• [Task directions]: Each line in the entries below that holds the string "Ipsum" is to be listed.

• [Dataset entries]:
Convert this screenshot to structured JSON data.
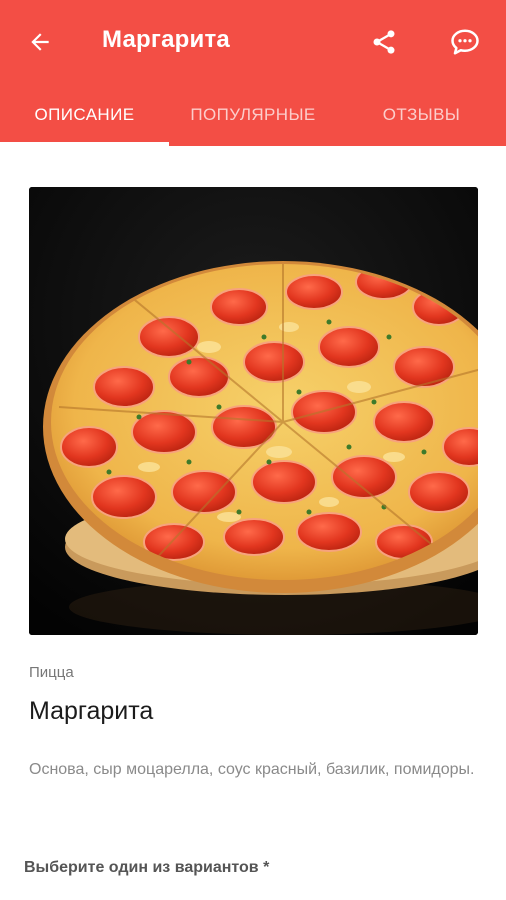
{
  "toolbar": {
    "title": "Маргарита",
    "icons": {
      "back": "arrow-left-icon",
      "share": "share-icon",
      "chat": "chat-bubble-icon"
    }
  },
  "tabs": [
    {
      "label": "ОПИСАНИЕ",
      "active": true
    },
    {
      "label": "ПОПУЛЯРНЫЕ",
      "active": false
    },
    {
      "label": "ОТЗЫВЫ",
      "active": false
    }
  ],
  "product": {
    "image": "pizza-photo",
    "category": "Пицца",
    "name": "Маргарита",
    "description": "Основа, сыр моцарелла, соус красный, базилик, помидоры."
  },
  "options": {
    "label": "Выберите один из вариантов *"
  },
  "colors": {
    "accent": "#f34e45",
    "on_accent": "#ffffff"
  }
}
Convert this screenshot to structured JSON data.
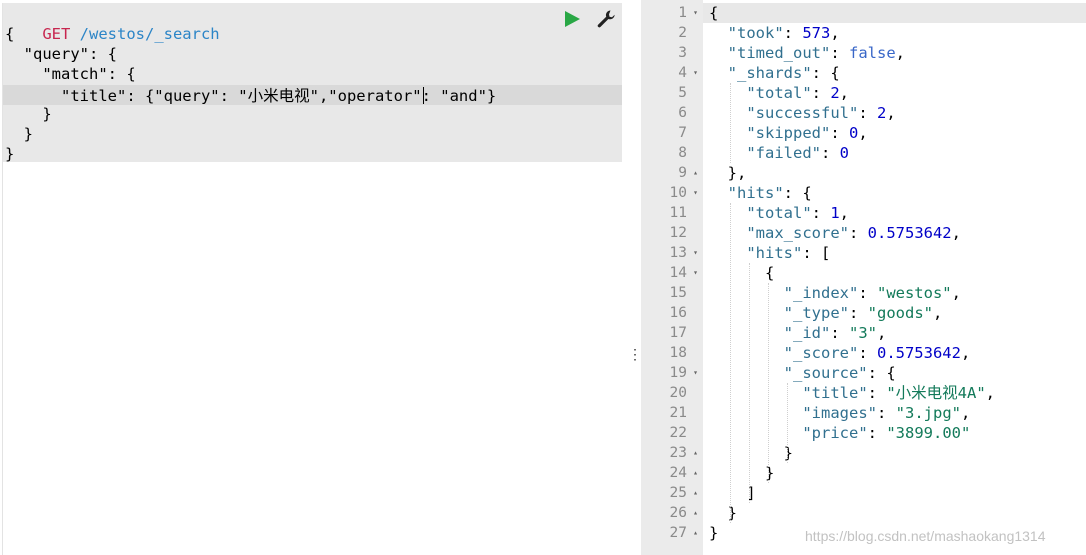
{
  "request": {
    "method": "GET",
    "path": " /westos/_search",
    "lines": [
      "{",
      "  \"query\": {",
      "    \"match\": {",
      "      \"title\": {\"query\": \"小米电视\",\"operator\"",
      ": \"and\"}",
      "    }",
      "  }",
      "}"
    ],
    "icons": {
      "run": "play-icon",
      "settings": "wrench-icon"
    },
    "colors": {
      "method": "#c7254e",
      "path": "#2c85c7",
      "run": "#29a745"
    }
  },
  "splitter": {
    "handle": "⋮"
  },
  "response": {
    "lines": [
      [
        [
          "p",
          "{"
        ]
      ],
      [
        [
          "p",
          "  "
        ],
        [
          "k",
          "\"took\""
        ],
        [
          "p",
          ": "
        ],
        [
          "n",
          "573"
        ],
        [
          "p",
          ","
        ]
      ],
      [
        [
          "p",
          "  "
        ],
        [
          "k",
          "\"timed_out\""
        ],
        [
          "p",
          ": "
        ],
        [
          "b",
          "false"
        ],
        [
          "p",
          ","
        ]
      ],
      [
        [
          "p",
          "  "
        ],
        [
          "k",
          "\"_shards\""
        ],
        [
          "p",
          ": {"
        ]
      ],
      [
        [
          "p",
          "    "
        ],
        [
          "k",
          "\"total\""
        ],
        [
          "p",
          ": "
        ],
        [
          "n",
          "2"
        ],
        [
          "p",
          ","
        ]
      ],
      [
        [
          "p",
          "    "
        ],
        [
          "k",
          "\"successful\""
        ],
        [
          "p",
          ": "
        ],
        [
          "n",
          "2"
        ],
        [
          "p",
          ","
        ]
      ],
      [
        [
          "p",
          "    "
        ],
        [
          "k",
          "\"skipped\""
        ],
        [
          "p",
          ": "
        ],
        [
          "n",
          "0"
        ],
        [
          "p",
          ","
        ]
      ],
      [
        [
          "p",
          "    "
        ],
        [
          "k",
          "\"failed\""
        ],
        [
          "p",
          ": "
        ],
        [
          "n",
          "0"
        ]
      ],
      [
        [
          "p",
          "  },"
        ]
      ],
      [
        [
          "p",
          "  "
        ],
        [
          "k",
          "\"hits\""
        ],
        [
          "p",
          ": {"
        ]
      ],
      [
        [
          "p",
          "    "
        ],
        [
          "k",
          "\"total\""
        ],
        [
          "p",
          ": "
        ],
        [
          "n",
          "1"
        ],
        [
          "p",
          ","
        ]
      ],
      [
        [
          "p",
          "    "
        ],
        [
          "k",
          "\"max_score\""
        ],
        [
          "p",
          ": "
        ],
        [
          "n",
          "0.5753642"
        ],
        [
          "p",
          ","
        ]
      ],
      [
        [
          "p",
          "    "
        ],
        [
          "k",
          "\"hits\""
        ],
        [
          "p",
          ": ["
        ]
      ],
      [
        [
          "p",
          "      {"
        ]
      ],
      [
        [
          "p",
          "        "
        ],
        [
          "k",
          "\"_index\""
        ],
        [
          "p",
          ": "
        ],
        [
          "s",
          "\"westos\""
        ],
        [
          "p",
          ","
        ]
      ],
      [
        [
          "p",
          "        "
        ],
        [
          "k",
          "\"_type\""
        ],
        [
          "p",
          ": "
        ],
        [
          "s",
          "\"goods\""
        ],
        [
          "p",
          ","
        ]
      ],
      [
        [
          "p",
          "        "
        ],
        [
          "k",
          "\"_id\""
        ],
        [
          "p",
          ": "
        ],
        [
          "s",
          "\"3\""
        ],
        [
          "p",
          ","
        ]
      ],
      [
        [
          "p",
          "        "
        ],
        [
          "k",
          "\"_score\""
        ],
        [
          "p",
          ": "
        ],
        [
          "n",
          "0.5753642"
        ],
        [
          "p",
          ","
        ]
      ],
      [
        [
          "p",
          "        "
        ],
        [
          "k",
          "\"_source\""
        ],
        [
          "p",
          ": {"
        ]
      ],
      [
        [
          "p",
          "          "
        ],
        [
          "k",
          "\"title\""
        ],
        [
          "p",
          ": "
        ],
        [
          "s",
          "\"小米电视4A\""
        ],
        [
          "p",
          ","
        ]
      ],
      [
        [
          "p",
          "          "
        ],
        [
          "k",
          "\"images\""
        ],
        [
          "p",
          ": "
        ],
        [
          "s",
          "\"3.jpg\""
        ],
        [
          "p",
          ","
        ]
      ],
      [
        [
          "p",
          "          "
        ],
        [
          "k",
          "\"price\""
        ],
        [
          "p",
          ": "
        ],
        [
          "s",
          "\"3899.00\""
        ]
      ],
      [
        [
          "p",
          "        }"
        ]
      ],
      [
        [
          "p",
          "      }"
        ]
      ],
      [
        [
          "p",
          "    ]"
        ]
      ],
      [
        [
          "p",
          "  }"
        ]
      ],
      [
        [
          "p",
          "}"
        ]
      ]
    ],
    "line_numbers": [
      "1",
      "2",
      "3",
      "4",
      "5",
      "6",
      "7",
      "8",
      "9",
      "10",
      "11",
      "12",
      "13",
      "14",
      "15",
      "16",
      "17",
      "18",
      "19",
      "20",
      "21",
      "22",
      "23",
      "24",
      "25",
      "26",
      "27"
    ],
    "folds": [
      "▾",
      "",
      "",
      "▾",
      "",
      "",
      "",
      "",
      "▴",
      "▾",
      "",
      "",
      "▾",
      "▾",
      "",
      "",
      "",
      "",
      "▾",
      "",
      "",
      "",
      "▴",
      "▴",
      "▴",
      "▴",
      "▴"
    ]
  },
  "watermark": "https://blog.csdn.net/mashaokang1314"
}
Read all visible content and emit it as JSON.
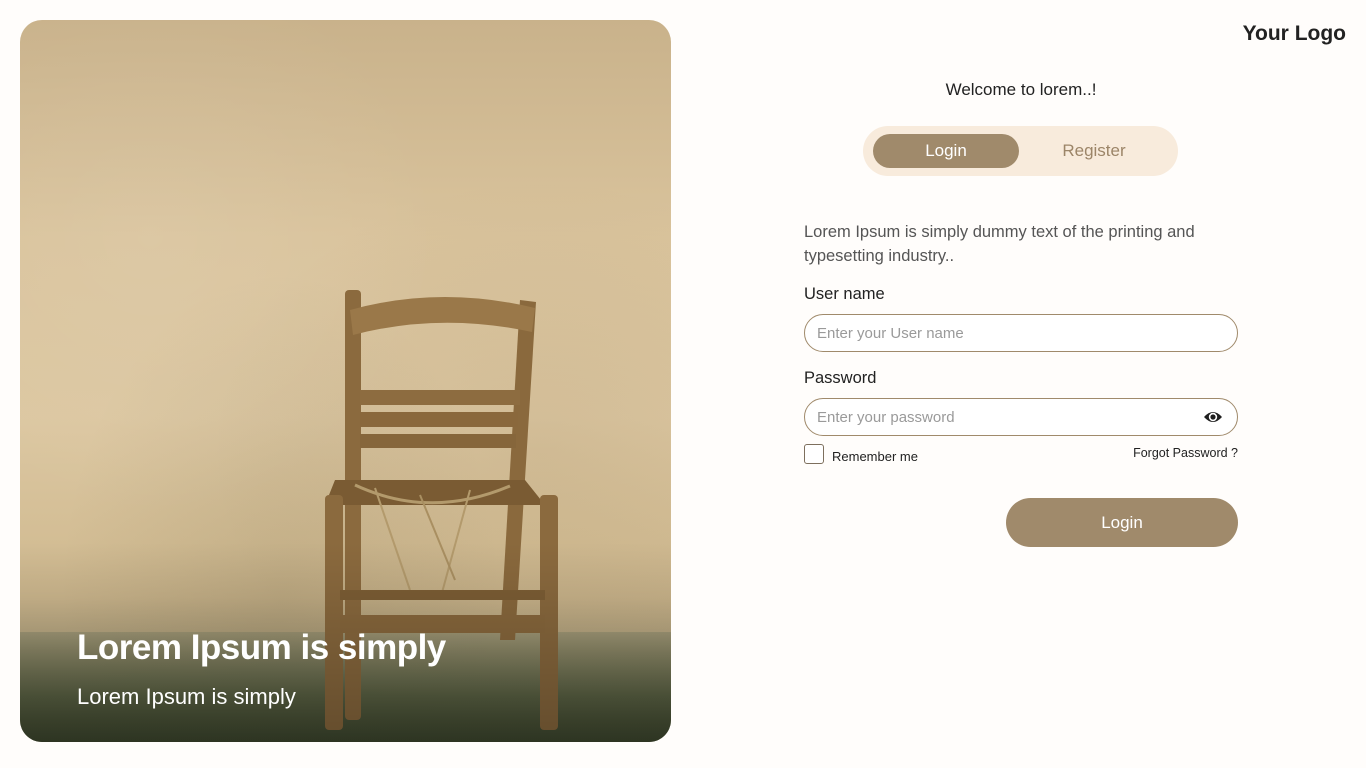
{
  "hero": {
    "title": "Lorem Ipsum is simply",
    "subtitle": "Lorem Ipsum is simply"
  },
  "header": {
    "logo": "Your Logo"
  },
  "auth": {
    "welcome": "Welcome to lorem..!",
    "tabs": [
      {
        "label": "Login",
        "active": true
      },
      {
        "label": "Register",
        "active": false
      }
    ],
    "intro": "Lorem Ipsum is simply dummy text of the printing and typesetting industry..",
    "username": {
      "label": "User name",
      "placeholder": "Enter your User name",
      "value": ""
    },
    "password": {
      "label": "Password",
      "placeholder": "Enter your password",
      "value": "",
      "toggle_icon": "eye-icon"
    },
    "remember_label": "Remember me",
    "remember_checked": false,
    "forgot_label": "Forgot Password ?",
    "submit_label": "Login"
  },
  "colors": {
    "accent": "#a08a6b",
    "tab_track": "#f8ebdc",
    "inactive_tab_text": "#9c8568"
  }
}
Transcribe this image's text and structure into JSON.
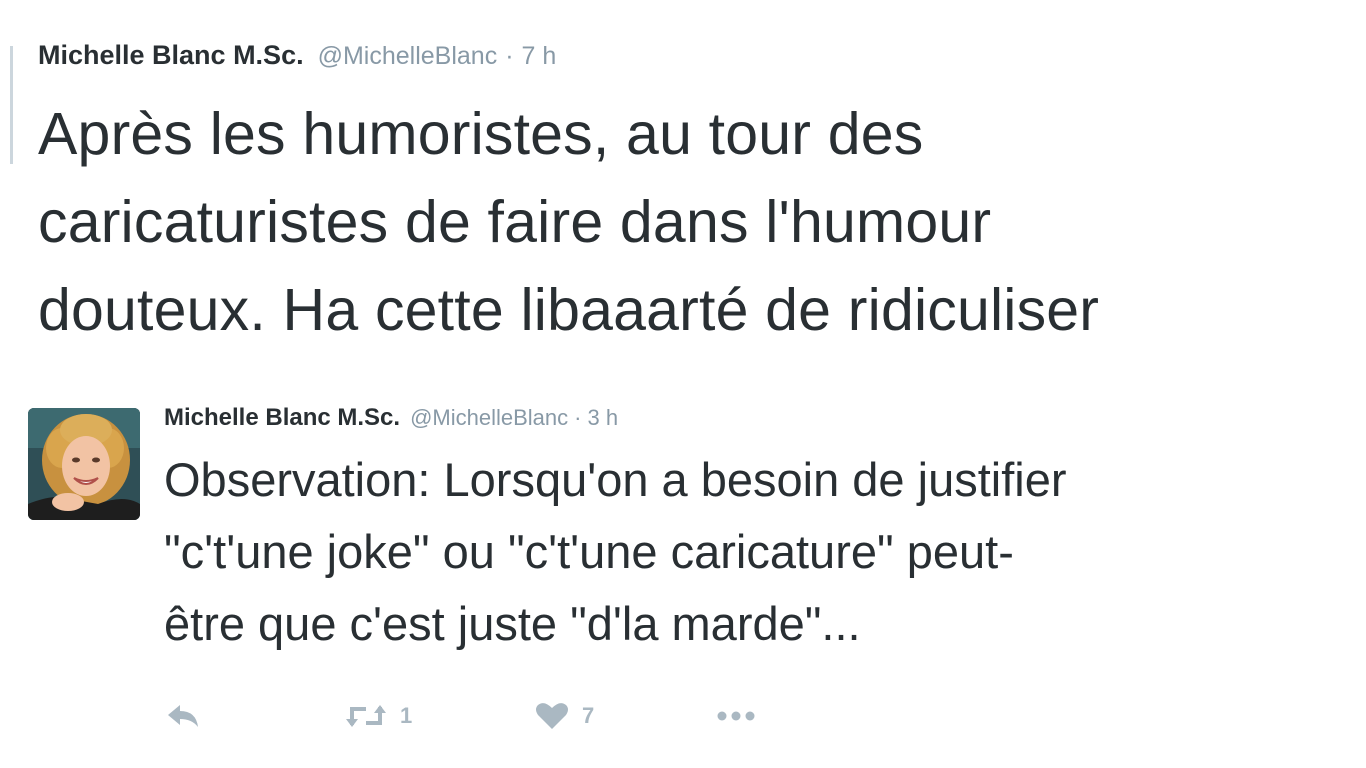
{
  "tweet_main": {
    "author_name": "Michelle Blanc M.Sc.",
    "handle": "@MichelleBlanc",
    "separator": "·",
    "time": "7 h",
    "text_lines": [
      "Après les humoristes, au tour des",
      "caricaturistes de faire dans l'humour",
      "douteux. Ha cette libaaarté de ridiculiser"
    ]
  },
  "tweet_quoted": {
    "author_name": "Michelle Blanc M.Sc.",
    "handle": "@MichelleBlanc",
    "separator": "·",
    "time": "3 h",
    "text_lines": [
      "Observation: Lorsqu'on a besoin de justifier",
      "\"c't'une joke\" ou \"c't'une caricature\" peut-",
      "être que c'est juste \"d'la marde\"..."
    ],
    "actions": {
      "reply_icon": "reply-icon",
      "retweet_icon": "retweet-icon",
      "retweet_count": "1",
      "like_icon": "heart-icon",
      "like_count": "7",
      "more_icon": "more-icon"
    }
  },
  "colors": {
    "text": "#292f33",
    "muted": "#8899a6",
    "icon": "#aab8c2"
  }
}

• [Reply to the exercise]:
    "title": "Lorem Ipsum is simply",
    "subtitle": "Lorem Ipsum is simply"
    "intro": "Lorem Ipsum is simply dummy text of the printing and typesetting industry..",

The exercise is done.